The opinion of the court was delivered by: Gilbert, District Judge
Petitioner, currently incarcerated in the Jackson County Jail, brings this habeas corpus action pursuant to 28 U.S.C. § 2254 to challenge the constitutionality of his confinement. Petitioner also seeks leave to proceed in forma pauperis (Doc. 3) pursuant to 28 U.S.C. § 1915.
Leave to proceed in forma pauperis (Doc. 3) is GRANTED.
Rule 4 of the Rules Governing Section 2254 Cases in United States District Courts provides that upon preliminary consideration by the district court judge, "[i]f it plainly appears from the face of the petition and any exhibits annexed to it that the petitioner is not entitled to relief in the district court, the judge shall make an order for its summary dismissal and cause the petitioner to be notified." After carefully reviewing the petition in the present case, the Court concludes that Petitioner is not entitled to relief, and the petition must be dismissed.
According to the petition, Petitioner has been convicted of - but has not yet been sentenced for - failing to register as a sex offender. The petition also states that Petitioner has filed an appeal with the state appellate court and that the appeal is "pending."*fn1
As noted by the Seventh Circuit Court of Appeals,
A federal court cannot address the merits of constitutional claims brought in a petition for habeas corpus relief unless the state courts have had a full and fair opportunity to review them. . . .
Before considering a petition for habeas corpus on its merits, a district court must make two inquiries -- whether the petitioner exhausted all available state remedies and whether the petitioner raised all his claims during the course of the state proceedings. If the answer to either of these inquiries is "no," the petition is barred either for failure to exhaust state remedies or for a procedural default.
A federal habeas petitioner is required under 28 U.S.C. § 2254(b) to exhaust state remedies before a federal court will consider his claims. This rule reflects the policy of providing the state courts a full and fair opportunity to review the petitioner's claims through its own judicial processes before asserting federal review. Exhaustion is accomplished when claims have been presented to the highest state court for a ruling on the merits, or, when the claims could not be brought in state court because no remedies remain available at the time the federal petition is filed.

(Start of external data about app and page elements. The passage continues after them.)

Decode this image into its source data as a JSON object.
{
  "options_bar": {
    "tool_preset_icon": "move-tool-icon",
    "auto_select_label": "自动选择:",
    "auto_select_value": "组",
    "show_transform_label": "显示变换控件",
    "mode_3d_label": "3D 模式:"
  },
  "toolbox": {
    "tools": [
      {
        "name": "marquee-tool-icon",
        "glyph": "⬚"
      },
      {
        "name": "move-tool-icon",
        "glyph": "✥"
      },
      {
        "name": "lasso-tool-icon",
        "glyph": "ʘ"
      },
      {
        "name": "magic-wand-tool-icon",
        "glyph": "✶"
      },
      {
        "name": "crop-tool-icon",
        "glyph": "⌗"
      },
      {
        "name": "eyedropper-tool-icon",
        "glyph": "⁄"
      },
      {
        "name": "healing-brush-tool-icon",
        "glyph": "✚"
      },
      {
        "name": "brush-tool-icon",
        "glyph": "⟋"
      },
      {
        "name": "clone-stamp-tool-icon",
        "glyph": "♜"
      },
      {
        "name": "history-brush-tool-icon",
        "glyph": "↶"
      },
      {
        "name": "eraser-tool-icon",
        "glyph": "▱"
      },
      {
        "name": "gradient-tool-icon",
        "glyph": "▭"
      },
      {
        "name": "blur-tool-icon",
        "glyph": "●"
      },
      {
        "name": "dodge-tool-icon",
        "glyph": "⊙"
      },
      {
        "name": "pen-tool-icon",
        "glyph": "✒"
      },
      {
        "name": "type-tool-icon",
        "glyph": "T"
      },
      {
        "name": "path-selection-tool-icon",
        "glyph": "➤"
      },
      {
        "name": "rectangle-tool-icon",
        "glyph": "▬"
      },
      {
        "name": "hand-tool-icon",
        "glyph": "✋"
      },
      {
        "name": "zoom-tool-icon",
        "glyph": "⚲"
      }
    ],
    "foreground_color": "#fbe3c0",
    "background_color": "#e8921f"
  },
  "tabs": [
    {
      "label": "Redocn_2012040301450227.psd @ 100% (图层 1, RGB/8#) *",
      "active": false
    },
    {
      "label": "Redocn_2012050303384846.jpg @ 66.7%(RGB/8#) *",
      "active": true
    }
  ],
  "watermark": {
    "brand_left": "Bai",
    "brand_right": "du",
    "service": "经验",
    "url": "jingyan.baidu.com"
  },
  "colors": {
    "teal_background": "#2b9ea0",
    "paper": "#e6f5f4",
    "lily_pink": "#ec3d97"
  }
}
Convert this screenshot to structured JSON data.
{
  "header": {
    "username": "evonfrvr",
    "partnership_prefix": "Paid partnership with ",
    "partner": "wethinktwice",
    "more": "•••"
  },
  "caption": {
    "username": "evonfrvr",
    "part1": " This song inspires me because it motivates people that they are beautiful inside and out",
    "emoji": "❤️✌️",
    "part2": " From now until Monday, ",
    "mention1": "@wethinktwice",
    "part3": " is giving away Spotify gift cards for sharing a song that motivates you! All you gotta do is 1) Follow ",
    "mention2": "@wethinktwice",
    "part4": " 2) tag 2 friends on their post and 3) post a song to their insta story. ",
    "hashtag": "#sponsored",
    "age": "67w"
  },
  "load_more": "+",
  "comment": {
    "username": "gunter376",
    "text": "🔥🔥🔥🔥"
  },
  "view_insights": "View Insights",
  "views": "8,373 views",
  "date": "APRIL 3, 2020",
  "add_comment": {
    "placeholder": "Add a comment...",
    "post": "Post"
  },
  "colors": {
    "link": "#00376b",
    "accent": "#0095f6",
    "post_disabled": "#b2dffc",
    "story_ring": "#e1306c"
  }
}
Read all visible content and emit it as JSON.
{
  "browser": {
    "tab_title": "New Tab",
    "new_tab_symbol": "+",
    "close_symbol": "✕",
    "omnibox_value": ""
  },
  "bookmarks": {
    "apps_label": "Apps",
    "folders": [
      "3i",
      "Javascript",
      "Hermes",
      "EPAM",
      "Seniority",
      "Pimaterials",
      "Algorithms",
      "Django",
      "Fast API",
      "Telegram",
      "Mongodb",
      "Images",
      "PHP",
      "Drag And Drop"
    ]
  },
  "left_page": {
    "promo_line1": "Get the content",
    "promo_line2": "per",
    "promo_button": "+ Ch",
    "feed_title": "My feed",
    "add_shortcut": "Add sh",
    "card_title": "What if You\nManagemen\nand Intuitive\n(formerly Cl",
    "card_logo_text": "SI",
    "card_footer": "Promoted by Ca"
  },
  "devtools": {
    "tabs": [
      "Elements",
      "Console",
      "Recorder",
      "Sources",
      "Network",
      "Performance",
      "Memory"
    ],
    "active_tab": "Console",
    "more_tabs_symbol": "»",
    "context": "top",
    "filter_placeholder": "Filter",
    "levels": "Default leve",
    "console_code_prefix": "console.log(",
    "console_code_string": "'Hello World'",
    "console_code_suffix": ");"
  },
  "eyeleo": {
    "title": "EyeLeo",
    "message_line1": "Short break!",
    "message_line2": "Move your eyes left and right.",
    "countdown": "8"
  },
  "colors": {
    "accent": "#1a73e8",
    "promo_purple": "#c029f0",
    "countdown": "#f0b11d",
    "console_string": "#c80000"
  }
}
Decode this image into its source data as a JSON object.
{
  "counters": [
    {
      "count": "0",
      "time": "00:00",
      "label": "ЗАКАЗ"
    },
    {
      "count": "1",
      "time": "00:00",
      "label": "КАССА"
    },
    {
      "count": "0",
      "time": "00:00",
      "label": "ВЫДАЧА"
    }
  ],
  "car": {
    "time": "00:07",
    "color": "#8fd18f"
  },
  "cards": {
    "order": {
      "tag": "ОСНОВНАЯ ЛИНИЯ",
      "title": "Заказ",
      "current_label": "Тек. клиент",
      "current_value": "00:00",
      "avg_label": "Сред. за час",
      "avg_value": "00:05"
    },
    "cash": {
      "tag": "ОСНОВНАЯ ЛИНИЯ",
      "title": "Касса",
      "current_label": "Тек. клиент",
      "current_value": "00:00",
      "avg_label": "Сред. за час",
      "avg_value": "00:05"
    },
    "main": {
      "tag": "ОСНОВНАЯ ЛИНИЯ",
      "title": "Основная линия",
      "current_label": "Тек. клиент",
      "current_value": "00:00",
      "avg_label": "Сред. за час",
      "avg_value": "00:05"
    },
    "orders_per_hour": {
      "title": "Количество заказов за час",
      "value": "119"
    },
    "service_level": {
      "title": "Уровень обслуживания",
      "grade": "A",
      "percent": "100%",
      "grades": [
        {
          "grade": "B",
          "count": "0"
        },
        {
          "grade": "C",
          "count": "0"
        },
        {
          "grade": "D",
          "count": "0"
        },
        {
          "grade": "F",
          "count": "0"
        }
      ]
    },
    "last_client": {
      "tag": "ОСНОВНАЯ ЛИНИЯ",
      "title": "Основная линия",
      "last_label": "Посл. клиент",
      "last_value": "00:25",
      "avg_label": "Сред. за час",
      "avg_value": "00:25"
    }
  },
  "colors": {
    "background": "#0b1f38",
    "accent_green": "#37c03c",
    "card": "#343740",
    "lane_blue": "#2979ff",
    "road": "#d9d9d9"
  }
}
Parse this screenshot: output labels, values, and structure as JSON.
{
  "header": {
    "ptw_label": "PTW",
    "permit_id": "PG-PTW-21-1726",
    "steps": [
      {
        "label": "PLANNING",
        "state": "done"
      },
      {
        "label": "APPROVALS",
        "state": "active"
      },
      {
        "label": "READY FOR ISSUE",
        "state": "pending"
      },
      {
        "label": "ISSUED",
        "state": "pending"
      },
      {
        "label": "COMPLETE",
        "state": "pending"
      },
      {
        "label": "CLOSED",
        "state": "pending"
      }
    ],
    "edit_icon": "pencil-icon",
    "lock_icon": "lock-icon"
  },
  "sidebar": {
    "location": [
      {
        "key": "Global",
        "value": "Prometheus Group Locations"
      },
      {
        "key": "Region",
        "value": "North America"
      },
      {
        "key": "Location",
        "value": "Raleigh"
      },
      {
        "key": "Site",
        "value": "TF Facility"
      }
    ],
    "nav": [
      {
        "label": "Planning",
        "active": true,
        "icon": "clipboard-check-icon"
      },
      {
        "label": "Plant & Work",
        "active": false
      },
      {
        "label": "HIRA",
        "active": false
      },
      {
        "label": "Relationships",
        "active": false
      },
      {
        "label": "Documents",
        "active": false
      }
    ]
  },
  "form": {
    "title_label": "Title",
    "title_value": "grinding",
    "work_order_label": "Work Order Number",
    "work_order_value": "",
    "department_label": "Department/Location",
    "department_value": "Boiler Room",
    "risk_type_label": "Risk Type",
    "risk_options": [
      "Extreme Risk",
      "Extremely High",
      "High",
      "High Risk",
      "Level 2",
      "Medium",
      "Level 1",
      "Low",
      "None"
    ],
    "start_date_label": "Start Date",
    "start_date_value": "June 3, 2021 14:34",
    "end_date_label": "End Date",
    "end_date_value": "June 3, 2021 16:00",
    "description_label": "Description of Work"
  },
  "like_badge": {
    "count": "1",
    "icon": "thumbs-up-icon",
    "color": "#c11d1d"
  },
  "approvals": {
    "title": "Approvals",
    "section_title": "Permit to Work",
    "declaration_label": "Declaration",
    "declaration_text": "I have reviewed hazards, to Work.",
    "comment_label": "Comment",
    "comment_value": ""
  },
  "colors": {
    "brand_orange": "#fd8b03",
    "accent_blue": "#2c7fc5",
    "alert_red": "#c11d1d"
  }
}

Farrell v. Lane, 939 F.2d 409, 410 (7th Cir. 1991). Accordingly, the instant petition for a writ of habeas corpus pursuant to 28 U.S.C. § 2254 is DISMISSED, without prejudice, because Petitioner has failed to exhaust his state remedies. All pending motions are DENIED as moot.
J. Phil Gilbert U. S. ...